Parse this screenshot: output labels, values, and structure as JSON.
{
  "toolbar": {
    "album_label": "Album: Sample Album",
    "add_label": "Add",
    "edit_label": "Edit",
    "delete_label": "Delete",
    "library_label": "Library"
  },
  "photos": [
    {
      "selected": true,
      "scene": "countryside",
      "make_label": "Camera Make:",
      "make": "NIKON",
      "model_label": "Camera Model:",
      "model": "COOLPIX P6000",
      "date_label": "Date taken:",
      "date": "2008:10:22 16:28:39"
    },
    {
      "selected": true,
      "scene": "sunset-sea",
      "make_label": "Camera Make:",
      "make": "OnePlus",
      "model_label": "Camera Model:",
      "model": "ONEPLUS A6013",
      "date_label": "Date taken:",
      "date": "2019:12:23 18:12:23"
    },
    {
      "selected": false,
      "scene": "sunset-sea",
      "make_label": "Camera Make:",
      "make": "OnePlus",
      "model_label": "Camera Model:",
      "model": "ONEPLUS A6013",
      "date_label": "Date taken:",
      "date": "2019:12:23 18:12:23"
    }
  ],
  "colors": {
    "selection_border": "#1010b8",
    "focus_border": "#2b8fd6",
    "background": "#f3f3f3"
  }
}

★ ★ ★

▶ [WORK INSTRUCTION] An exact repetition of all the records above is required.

▶ [TASK RESULT]
Parse this screenshot: output labels, values, and structure as JSON.
{
  "toolbar": {
    "album_label": "Album: Sample Album",
    "add_label": "Add",
    "edit_label": "Edit",
    "delete_label": "Delete",
    "library_label": "Library"
  },
  "photos": [
    {
      "selected": true,
      "scene": "countryside",
      "make_label": "Camera Make:",
      "make": "NIKON",
      "model_label": "Camera Model:",
      "model": "COOLPIX P6000",
      "date_label": "Date taken:",
      "date": "2008:10:22 16:28:39"
    },
    {
      "selected": true,
      "scene": "sunset-sea",
      "make_label": "Camera Make:",
      "make": "OnePlus",
      "model_label": "Camera Model:",
      "model": "ONEPLUS A6013",
      "date_label": "Date taken:",
      "date": "2019:12:23 18:12:23"
    },
    {
      "selected": false,
      "scene": "sunset-sea",
      "make_label": "Camera Make:",
      "make": "OnePlus",
      "model_label": "Camera Model:",
      "model": "ONEPLUS A6013",
      "date_label": "Date taken:",
      "date": "2019:12:23 18:12:23"
    }
  ],
  "colors": {
    "selection_border": "#1010b8",
    "focus_border": "#2b8fd6",
    "background": "#f3f3f3"
  }
}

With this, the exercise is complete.